So, that's the Wizard of Oz at 33/199, Adam Eaton (now of the White Sox) at 27/199, and the Chicken Man of the Hall of fame at 126/199.  Not bad gets.

I also got two of the stained-glass window cards, The Gallery of Heroes:

I like those.  I want more.

Then, there were the autographs.  As some of you might recall, the Archives hobby boxes promise two autographs per box.  I got two boxes, so I should have four autographs. Here's what I got:

Tom Brunansky was a very good power hitter for the Twins in the late 80s.  Bruno started with the Angels, then bounced from the Twins to the Cardinals to the Red Sox to the Brewers and back to the Red Sox.  He only appeared in 96 games for Milwaukee and hit just .187.  He was done in the bigs at age 33 and never returned after the 1994 strike.

Matt Williams, of course, played for the Giants, Indians, and Diamondbacks over the course of his career.
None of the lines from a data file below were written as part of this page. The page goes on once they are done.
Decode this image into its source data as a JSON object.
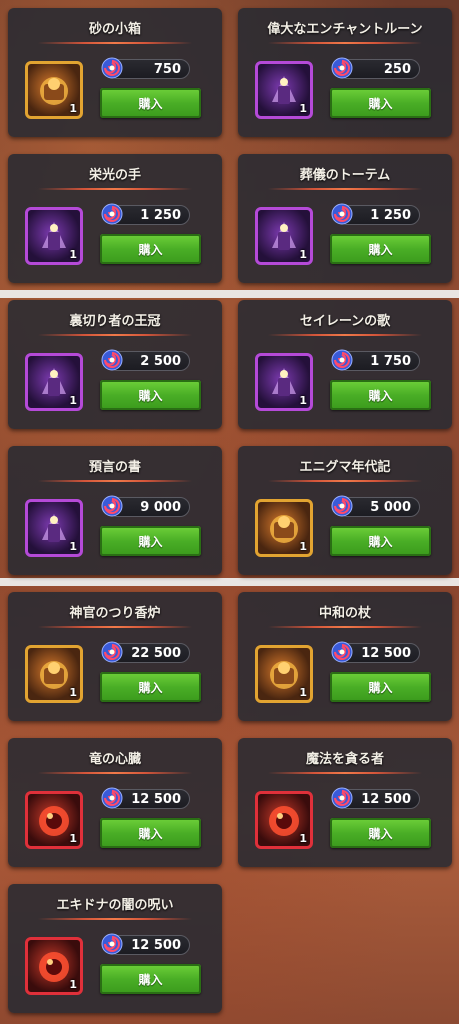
{
  "buy_label": "購入",
  "currency_icon": "swirl-gem-icon",
  "cards": [
    {
      "title": "砂の小箱",
      "price": "750",
      "qty": "1",
      "frame": "gold",
      "icon": "sand-box-icon"
    },
    {
      "title": "偉大なエンチャントルーン",
      "price": "250",
      "qty": "1",
      "frame": "purple",
      "icon": "enchant-rune-icon"
    },
    {
      "title": "栄光の手",
      "price": "1 250",
      "qty": "1",
      "frame": "purple",
      "icon": "candle-hand-icon"
    },
    {
      "title": "葬儀のトーテム",
      "price": "1 250",
      "qty": "1",
      "frame": "purple",
      "icon": "totem-icon"
    },
    {
      "title": "裏切り者の王冠",
      "price": "2 500",
      "qty": "1",
      "frame": "purple",
      "icon": "crown-icon"
    },
    {
      "title": "セイレーンの歌",
      "price": "1 750",
      "qty": "1",
      "frame": "purple",
      "icon": "flute-icon"
    },
    {
      "title": "預言の書",
      "price": "9 000",
      "qty": "1",
      "frame": "purple",
      "icon": "prophecy-book-icon"
    },
    {
      "title": "エニグマ年代記",
      "price": "5 000",
      "qty": "1",
      "frame": "gold",
      "icon": "scroll-icon"
    },
    {
      "title": "神官のつり香炉",
      "price": "22 500",
      "qty": "1",
      "frame": "gold",
      "icon": "censer-icon"
    },
    {
      "title": "中和の杖",
      "price": "12 500",
      "qty": "1",
      "frame": "gold",
      "icon": "staff-icon"
    },
    {
      "title": "竜の心臓",
      "price": "12 500",
      "qty": "1",
      "frame": "red",
      "icon": "dragon-heart-icon"
    },
    {
      "title": "魔法を貪る者",
      "price": "12 500",
      "qty": "1",
      "frame": "red",
      "icon": "magic-devourer-icon"
    },
    {
      "title": "エキドナの闇の呪い",
      "price": "12 500",
      "qty": "1",
      "frame": "red",
      "icon": "dark-curse-icon"
    }
  ],
  "colors": {
    "gold_frame": "#e2a431",
    "purple_frame": "#b54ad8",
    "red_frame": "#e0303a",
    "buy_green": "#4aae26"
  }
}
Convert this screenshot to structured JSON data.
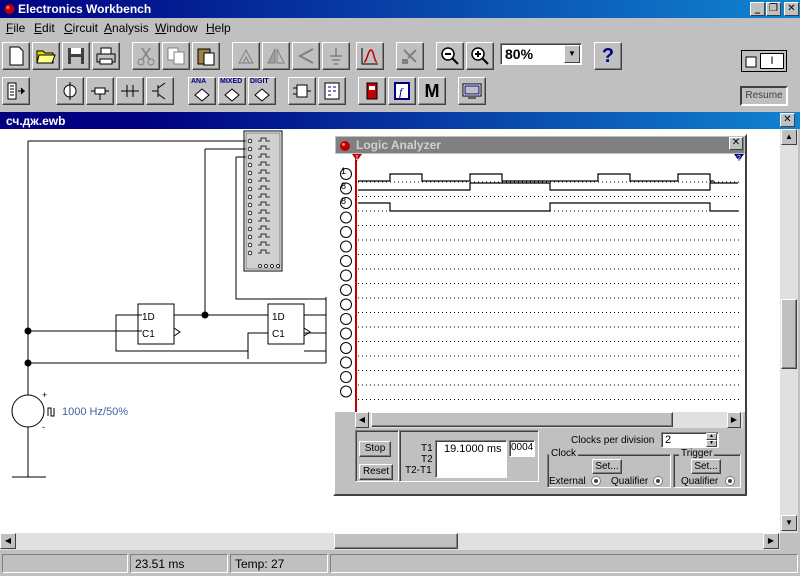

He was on pace to break Roger Maris's record in 1994 before the strike intervened -- he had 43 homers in just 112 games.  He is now the manager of the Washington Nationals.

Then there is Darren Daulton.  Perhaps it is my background as a catcher as a kid that gives me a soft spot for guys like him and Gary Carter.  I always liked Daulton -- he was hard nosed, got beat up behind the plate, but kept hitting and hitting.  He was nearly never healthy -- he played over 100 games in just 4 seasons, and lead the league in 1992 in RBI.  I think I liked Daulton because I got him as my catcher in a Fantasy League for the 1992 season and he blew away all the projections out there with his crazy season.  

Okay, so that's three autographs.  I did get a fourth:

I graduated high school in 1990.  So, RATT was right in my wheelhouse in terms of music, timing, and all that.  They were a decent band.  They were never, ever Guns N Roses, though.  So, I threw this card at eBay as quickly as I could say, "Round and Round."

Let me know if you want to trade for the cards I've put up or if you are interested in any of the Archives cards.  Thanks for reading.